The only statewide, student-run exit poll in the nation
BYU political science professors Kelly Patterson and Quin Monson didn't get much sleep in the days leading up to Nov. 2. Then again, neither did statistics professors Howard Christensen and Dan Williams, Dale Cressman and Robert Walz of the Communications Department, or Mark Phillips of KBYU, not to mention countless others.
Patterson and Monson, who co-teach a class on exit polling, were only two members of a team that spanned disciplines, departments and even colleges to put together the KBYU/Utah Colleges Exit Poll, now in its 22nd year.
The College of Family, Home and Social Sciences, the College of Physical and Mathematical Sciences, and the College of Fine Arts and Communications all played a vital role in organizing the only statewide, student-run exit poll in the nation.
On Election Day, some 1,000 student volunteers from eight universities fanned out to polling places across Utah to survey voters as they left the voting booths. The collected results were used to project winners on Election Night and now serve as an invaluable database for researchers looking to understand voting behavior in Utah.
Political science undergraduates wrote the survey and then recruited and trained the volunteer pollsters under the guidance of Patterson and Monson. Both undergraduate and graduate statistics students designed the survey sample with the help of Christensen and Williams. And broadcast communications students - mentored by Cressman and Walz and producer Mark Phillips - produced the Election Night coverage on KBYU, featuring the results of the poll and related commentary.
To see the fruits of this large-scale collaboration, voters only had to read the papers or watch TV in the days after the exit poll accurately predicted the six races it called. On Election Night, television channels 2, 4 and 13 carried parts of KBYU's coverage, and the next day the Salt Lake Tribune featured BYU's numbers in several articles. Tribune columnist Vince Horiuchi referred to the students as the "best pollsters" in a column about election coverage highs and lows.
Those who worked on the project agree it proved more rewarding than taxing.
"There were a lot of meetings," said Phillips, who produced not only the Election Night broadcast but also several student-organized candidate debates. "But when we have students who rise to the occasion, that's always gratifying for me."
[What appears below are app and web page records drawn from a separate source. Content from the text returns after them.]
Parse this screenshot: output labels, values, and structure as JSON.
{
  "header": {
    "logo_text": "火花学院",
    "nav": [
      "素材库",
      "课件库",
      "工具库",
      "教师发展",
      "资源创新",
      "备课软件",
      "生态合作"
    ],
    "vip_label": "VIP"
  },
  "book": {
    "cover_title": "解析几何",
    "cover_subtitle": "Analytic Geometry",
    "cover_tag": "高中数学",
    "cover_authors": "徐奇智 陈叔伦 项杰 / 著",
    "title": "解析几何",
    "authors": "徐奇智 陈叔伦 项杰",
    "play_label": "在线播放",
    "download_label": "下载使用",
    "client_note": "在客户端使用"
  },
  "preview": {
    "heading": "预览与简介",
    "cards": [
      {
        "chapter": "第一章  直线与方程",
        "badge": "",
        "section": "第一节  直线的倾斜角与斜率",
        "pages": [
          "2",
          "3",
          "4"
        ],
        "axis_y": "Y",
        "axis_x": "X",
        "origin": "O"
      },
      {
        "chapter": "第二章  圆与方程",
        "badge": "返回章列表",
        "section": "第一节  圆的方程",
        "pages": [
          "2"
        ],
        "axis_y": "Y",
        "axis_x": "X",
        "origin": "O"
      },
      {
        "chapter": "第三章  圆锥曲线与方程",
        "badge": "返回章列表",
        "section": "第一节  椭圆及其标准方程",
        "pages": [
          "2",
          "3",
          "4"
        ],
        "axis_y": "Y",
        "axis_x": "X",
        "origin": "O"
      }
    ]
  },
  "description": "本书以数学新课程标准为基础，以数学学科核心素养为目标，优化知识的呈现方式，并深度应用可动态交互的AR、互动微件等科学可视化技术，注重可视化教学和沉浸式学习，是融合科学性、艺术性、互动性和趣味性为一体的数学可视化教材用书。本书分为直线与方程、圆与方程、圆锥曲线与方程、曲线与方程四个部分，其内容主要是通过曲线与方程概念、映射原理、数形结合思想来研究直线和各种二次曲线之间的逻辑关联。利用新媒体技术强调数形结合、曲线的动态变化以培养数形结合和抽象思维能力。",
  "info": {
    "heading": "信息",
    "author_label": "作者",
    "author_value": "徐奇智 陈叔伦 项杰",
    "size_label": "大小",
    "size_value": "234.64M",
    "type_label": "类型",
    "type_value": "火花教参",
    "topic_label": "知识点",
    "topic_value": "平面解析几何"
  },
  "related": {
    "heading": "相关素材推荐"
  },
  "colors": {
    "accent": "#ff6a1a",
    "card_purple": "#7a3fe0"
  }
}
The exit poll was the brainchild of David Magleby, now dean of the College of Family, Home and Social Sciences, who in 1982 was a young political science professor new to campus.
He called up statistics professor Howard Christensen and said he was putting together an exit poll as an educational experience for the students.
Christensen signed onto the project and in time the Statistics Department assumed more and more of the planning burden. Today Christensen is the only member of the original team who is still involved with the exit poll.
"This is an exciting experience every two years," he said. "There's nothing quite like the pressure of getting into the TV studio and being asked, 'Can we call this race? Should we call this race?'"
It's a rush that makes up for all the hours spent in meetings, and all the sleepless nights, the professors agreed.
Writer: Ryan McIlvai